═══ Listed records ═══

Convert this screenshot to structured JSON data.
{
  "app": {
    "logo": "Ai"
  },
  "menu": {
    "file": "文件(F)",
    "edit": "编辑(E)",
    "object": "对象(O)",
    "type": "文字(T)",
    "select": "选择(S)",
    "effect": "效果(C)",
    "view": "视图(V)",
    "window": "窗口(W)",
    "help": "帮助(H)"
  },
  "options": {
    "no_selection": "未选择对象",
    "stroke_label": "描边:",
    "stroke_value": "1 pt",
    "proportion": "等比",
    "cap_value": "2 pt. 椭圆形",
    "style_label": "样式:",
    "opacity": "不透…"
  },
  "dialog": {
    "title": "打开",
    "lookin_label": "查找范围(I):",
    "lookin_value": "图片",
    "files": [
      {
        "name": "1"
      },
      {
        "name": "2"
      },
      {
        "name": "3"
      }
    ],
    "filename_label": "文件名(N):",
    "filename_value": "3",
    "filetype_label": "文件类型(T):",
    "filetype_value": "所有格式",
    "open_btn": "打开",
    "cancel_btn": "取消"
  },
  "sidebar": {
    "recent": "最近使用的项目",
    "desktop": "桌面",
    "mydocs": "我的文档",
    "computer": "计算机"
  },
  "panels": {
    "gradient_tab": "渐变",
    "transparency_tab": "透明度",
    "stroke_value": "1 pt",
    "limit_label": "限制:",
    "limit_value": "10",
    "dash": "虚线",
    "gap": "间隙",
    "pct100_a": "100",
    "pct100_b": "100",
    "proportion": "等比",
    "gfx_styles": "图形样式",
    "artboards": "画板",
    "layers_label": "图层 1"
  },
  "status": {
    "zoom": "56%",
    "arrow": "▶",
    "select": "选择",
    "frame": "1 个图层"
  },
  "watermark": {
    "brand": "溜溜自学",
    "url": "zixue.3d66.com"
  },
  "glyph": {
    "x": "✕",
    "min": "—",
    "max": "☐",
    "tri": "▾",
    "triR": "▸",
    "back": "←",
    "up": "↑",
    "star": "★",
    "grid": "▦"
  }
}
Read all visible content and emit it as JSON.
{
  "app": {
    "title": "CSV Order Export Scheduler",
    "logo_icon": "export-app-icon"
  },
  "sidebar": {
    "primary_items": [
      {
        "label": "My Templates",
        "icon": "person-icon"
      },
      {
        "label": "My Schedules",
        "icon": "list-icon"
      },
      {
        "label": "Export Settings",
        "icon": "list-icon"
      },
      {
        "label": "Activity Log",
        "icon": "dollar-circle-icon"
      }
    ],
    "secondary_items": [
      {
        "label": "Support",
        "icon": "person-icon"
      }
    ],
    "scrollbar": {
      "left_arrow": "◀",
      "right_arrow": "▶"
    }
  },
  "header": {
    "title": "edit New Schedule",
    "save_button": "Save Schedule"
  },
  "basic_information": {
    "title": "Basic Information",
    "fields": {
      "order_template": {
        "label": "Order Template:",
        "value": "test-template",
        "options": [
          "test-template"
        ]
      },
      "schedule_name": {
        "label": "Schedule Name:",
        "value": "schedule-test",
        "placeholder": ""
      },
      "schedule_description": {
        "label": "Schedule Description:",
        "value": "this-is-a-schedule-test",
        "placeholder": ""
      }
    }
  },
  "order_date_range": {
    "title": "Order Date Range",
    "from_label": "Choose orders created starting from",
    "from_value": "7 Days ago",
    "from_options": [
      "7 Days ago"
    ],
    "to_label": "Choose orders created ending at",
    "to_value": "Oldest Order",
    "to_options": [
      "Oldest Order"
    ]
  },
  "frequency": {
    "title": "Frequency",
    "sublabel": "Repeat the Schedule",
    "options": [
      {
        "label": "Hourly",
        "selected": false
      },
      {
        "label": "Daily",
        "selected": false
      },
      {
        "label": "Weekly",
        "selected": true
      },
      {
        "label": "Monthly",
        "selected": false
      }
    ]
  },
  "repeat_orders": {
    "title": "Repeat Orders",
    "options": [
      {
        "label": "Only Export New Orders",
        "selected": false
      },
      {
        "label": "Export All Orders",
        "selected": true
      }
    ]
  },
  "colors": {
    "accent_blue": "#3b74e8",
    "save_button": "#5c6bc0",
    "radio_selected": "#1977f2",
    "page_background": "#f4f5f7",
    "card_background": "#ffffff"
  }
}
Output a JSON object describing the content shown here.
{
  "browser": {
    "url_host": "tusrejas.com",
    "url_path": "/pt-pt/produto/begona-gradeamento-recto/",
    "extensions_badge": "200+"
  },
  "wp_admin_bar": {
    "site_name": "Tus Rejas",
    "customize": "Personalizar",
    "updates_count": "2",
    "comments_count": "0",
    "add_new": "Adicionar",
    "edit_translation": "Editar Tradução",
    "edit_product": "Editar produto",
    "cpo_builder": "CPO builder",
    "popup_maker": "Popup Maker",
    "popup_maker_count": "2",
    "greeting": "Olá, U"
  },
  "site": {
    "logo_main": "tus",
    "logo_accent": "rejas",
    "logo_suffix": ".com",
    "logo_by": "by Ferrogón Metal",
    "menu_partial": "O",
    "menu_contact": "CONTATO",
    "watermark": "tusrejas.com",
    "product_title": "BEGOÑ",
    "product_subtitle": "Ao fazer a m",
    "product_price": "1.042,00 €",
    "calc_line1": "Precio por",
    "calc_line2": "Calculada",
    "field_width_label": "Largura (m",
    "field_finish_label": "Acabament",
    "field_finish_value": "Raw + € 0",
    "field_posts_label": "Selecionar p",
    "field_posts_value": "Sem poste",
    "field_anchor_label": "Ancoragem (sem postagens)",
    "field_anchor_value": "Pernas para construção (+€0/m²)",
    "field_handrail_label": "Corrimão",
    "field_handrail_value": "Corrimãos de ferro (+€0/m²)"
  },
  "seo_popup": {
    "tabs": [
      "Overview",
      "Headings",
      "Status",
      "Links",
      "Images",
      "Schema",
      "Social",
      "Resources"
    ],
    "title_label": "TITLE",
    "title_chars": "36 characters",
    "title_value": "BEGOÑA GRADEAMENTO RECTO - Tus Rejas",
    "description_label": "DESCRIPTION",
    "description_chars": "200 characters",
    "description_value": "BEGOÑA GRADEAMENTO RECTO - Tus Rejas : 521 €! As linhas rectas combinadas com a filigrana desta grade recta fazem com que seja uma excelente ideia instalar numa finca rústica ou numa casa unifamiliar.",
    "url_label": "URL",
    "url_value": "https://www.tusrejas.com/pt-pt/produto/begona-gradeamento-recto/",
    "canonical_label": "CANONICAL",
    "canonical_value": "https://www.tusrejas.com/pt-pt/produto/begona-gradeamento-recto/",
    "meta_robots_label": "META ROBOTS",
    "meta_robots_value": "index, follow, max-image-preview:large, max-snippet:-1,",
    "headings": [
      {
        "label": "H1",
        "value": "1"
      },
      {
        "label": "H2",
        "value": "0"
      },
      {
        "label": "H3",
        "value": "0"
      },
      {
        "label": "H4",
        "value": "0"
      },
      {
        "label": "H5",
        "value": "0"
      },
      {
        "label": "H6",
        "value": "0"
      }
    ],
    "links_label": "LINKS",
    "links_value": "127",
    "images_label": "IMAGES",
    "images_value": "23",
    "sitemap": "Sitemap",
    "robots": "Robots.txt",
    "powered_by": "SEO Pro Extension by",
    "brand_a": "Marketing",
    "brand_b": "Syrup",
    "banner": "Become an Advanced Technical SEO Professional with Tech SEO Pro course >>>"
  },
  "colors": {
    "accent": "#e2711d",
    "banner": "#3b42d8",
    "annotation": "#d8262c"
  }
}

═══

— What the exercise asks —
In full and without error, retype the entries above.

— Result of this exercise —
Convert this screenshot to structured JSON data.
{
  "app": {
    "logo": "Ai"
  },
  "menu": {
    "file": "文件(F)",
    "edit": "编辑(E)",
    "object": "对象(O)",
    "type": "文字(T)",
    "select": "选择(S)",
    "effect": "效果(C)",
    "view": "视图(V)",
    "window": "窗口(W)",
    "help": "帮助(H)"
  },
  "options": {
    "no_selection": "未选择对象",
    "stroke_label": "描边:",
    "stroke_value": "1 pt",
    "proportion": "等比",
    "cap_value": "2 pt. 椭圆形",
    "style_label": "样式:",
    "opacity": "不透…"
  },
  "dialog": {
    "title": "打开",
    "lookin_label": "查找范围(I):",
    "lookin_value": "图片",
    "files": [
      {
        "name": "1"
      },
      {
        "name": "2"
      },
      {
        "name": "3"
      }
    ],
    "filename_label": "文件名(N):",
    "filename_value": "3",
    "filetype_label": "文件类型(T):",
    "filetype_value": "所有格式",
    "open_btn": "打开",
    "cancel_btn": "取消"
  },
  "sidebar": {
    "recent": "最近使用的项目",
    "desktop": "桌面",
    "mydocs": "我的文档",
    "computer": "计算机"
  },
  "panels": {
    "gradient_tab": "渐变",
    "transparency_tab": "透明度",
    "stroke_value": "1 pt",
    "limit_label": "限制:",
    "limit_value": "10",
    "dash": "虚线",
    "gap": "间隙",
    "pct100_a": "100",
    "pct100_b": "100",
    "proportion": "等比",
    "gfx_styles": "图形样式",
    "artboards": "画板",
    "layers_label": "图层 1"
  },
  "status": {
    "zoom": "56%",
    "arrow": "▶",
    "select": "选择",
    "frame": "1 个图层"
  },
  "watermark": {
    "brand": "溜溜自学",
    "url": "zixue.3d66.com"
  },
  "glyph": {
    "x": "✕",
    "min": "—",
    "max": "☐",
    "tri": "▾",
    "triR": "▸",
    "back": "←",
    "up": "↑",
    "star": "★",
    "grid": "▦"
  }
}
Read all visible content and emit it as JSON.
{
  "app": {
    "title": "CSV Order Export Scheduler",
    "logo_icon": "export-app-icon"
  },
  "sidebar": {
    "primary_items": [
      {
        "label": "My Templates",
        "icon": "person-icon"
      },
      {
        "label": "My Schedules",
        "icon": "list-icon"
      },
      {
        "label": "Export Settings",
        "icon": "list-icon"
      },
      {
        "label": "Activity Log",
        "icon": "dollar-circle-icon"
      }
    ],
    "secondary_items": [
      {
        "label": "Support",
        "icon": "person-icon"
      }
    ],
    "scrollbar": {
      "left_arrow": "◀",
      "right_arrow": "▶"
    }
  },
  "header": {
    "title": "edit New Schedule",
    "save_button": "Save Schedule"
  },
  "basic_information": {
    "title": "Basic Information",
    "fields": {
      "order_template": {
        "label": "Order Template:",
        "value": "test-template",
        "options": [
          "test-template"
        ]
      },
      "schedule_name": {
        "label": "Schedule Name:",
        "value": "schedule-test",
        "placeholder": ""
      },
      "schedule_description": {
        "label": "Schedule Description:",
        "value": "this-is-a-schedule-test",
        "placeholder": ""
      }
    }
  },
  "order_date_range": {
    "title": "Order Date Range",
    "from_label": "Choose orders created starting from",
    "from_value": "7 Days ago",
    "from_options": [
      "7 Days ago"
    ],
    "to_label": "Choose orders created ending at",
    "to_value": "Oldest Order",
    "to_options": [
      "Oldest Order"
    ]
  },
  "frequency": {
    "title": "Frequency",
    "sublabel": "Repeat the Schedule",
    "options": [
      {
        "label": "Hourly",
        "selected": false
      },
      {
        "label": "Daily",
        "selected": false
      },
      {
        "label": "Weekly",
        "selected": true
      },
      {
        "label": "Monthly",
        "selected": false
      }
    ]
  },
  "repeat_orders": {
    "title": "Repeat Orders",
    "options": [
      {
        "label": "Only Export New Orders",
        "selected": false
      },
      {
        "label": "Export All Orders",
        "selected": true
      }
    ]
  },
  "colors": {
    "accent_blue": "#3b74e8",
    "save_button": "#5c6bc0",
    "radio_selected": "#1977f2",
    "page_background": "#f4f5f7",
    "card_background": "#ffffff"
  }
}
Output a JSON object describing the content shown here.
{
  "browser": {
    "url_host": "tusrejas.com",
    "url_path": "/pt-pt/produto/begona-gradeamento-recto/",
    "extensions_badge": "200+"
  },
  "wp_admin_bar": {
    "site_name": "Tus Rejas",
    "customize": "Personalizar",
    "updates_count": "2",
    "comments_count": "0",
    "add_new": "Adicionar",
    "edit_translation": "Editar Tradução",
    "edit_product": "Editar produto",
    "cpo_builder": "CPO builder",
    "popup_maker": "Popup Maker",
    "popup_maker_count": "2",
    "greeting": "Olá, U"
  },
  "site": {
    "logo_main": "tus",
    "logo_accent": "rejas",
    "logo_suffix": ".com",
    "logo_by": "by Ferrogón Metal",
    "menu_partial": "O",
    "menu_contact": "CONTATO",
    "watermark": "tusrejas.com",
    "product_title": "BEGOÑ",
    "product_subtitle": "Ao fazer a m",
    "product_price": "1.042,00 €",
    "calc_line1": "Precio por",
    "calc_line2": "Calculada",
    "field_width_label": "Largura (m",
    "field_finish_label": "Acabament",
    "field_finish_value": "Raw + € 0",
    "field_posts_label": "Selecionar p",
    "field_posts_value": "Sem poste",
    "field_anchor_label": "Ancoragem (sem postagens)",
    "field_anchor_value": "Pernas para construção (+€0/m²)",
    "field_handrail_label": "Corrimão",
    "field_handrail_value": "Corrimãos de ferro (+€0/m²)"
  },
  "seo_popup": {
    "tabs": [
      "Overview",
      "Headings",
      "Status",
      "Links",
      "Images",
      "Schema",
      "Social",
      "Resources"
    ],
    "title_label": "TITLE",
    "title_chars": "36 characters",
    "title_value": "BEGOÑA GRADEAMENTO RECTO - Tus Rejas",
    "description_label": "DESCRIPTION",
    "description_chars": "200 characters",
    "description_value": "BEGOÑA GRADEAMENTO RECTO - Tus Rejas : 521 €! As linhas rectas combinadas com a filigrana desta grade recta fazem com que seja uma excelente ideia instalar numa finca rústica ou numa casa unifamiliar.",
    "url_label": "URL",
    "url_value": "https://www.tusrejas.com/pt-pt/produto/begona-gradeamento-recto/",
    "canonical_label": "CANONICAL",
    "canonical_value": "https://www.tusrejas.com/pt-pt/produto/begona-gradeamento-recto/",
    "meta_robots_label": "META ROBOTS",
    "meta_robots_value": "index, follow, max-image-preview:large, max-snippet:-1,",
    "headings": [
      {
        "label": "H1",
        "value": "1"
      },
      {
        "label": "H2",
        "value": "0"
      },
      {
        "label": "H3",
        "value": "0"
      },
      {
        "label": "H4",
        "value": "0"
      },
      {
        "label": "H5",
        "value": "0"
      },
      {
        "label": "H6",
        "value": "0"
      }
    ],
    "links_label": "LINKS",
    "links_value": "127",
    "images_label": "IMAGES",
    "images_value": "23",
    "sitemap": "Sitemap",
    "robots": "Robots.txt",
    "powered_by": "SEO Pro Extension by",
    "brand_a": "Marketing",
    "brand_b": "Syrup",
    "banner": "Become an Advanced Technical SEO Professional with Tech SEO Pro course >>>"
  },
  "colors": {
    "accent": "#e2711d",
    "banner": "#3b42d8",
    "annotation": "#d8262c"
  }
}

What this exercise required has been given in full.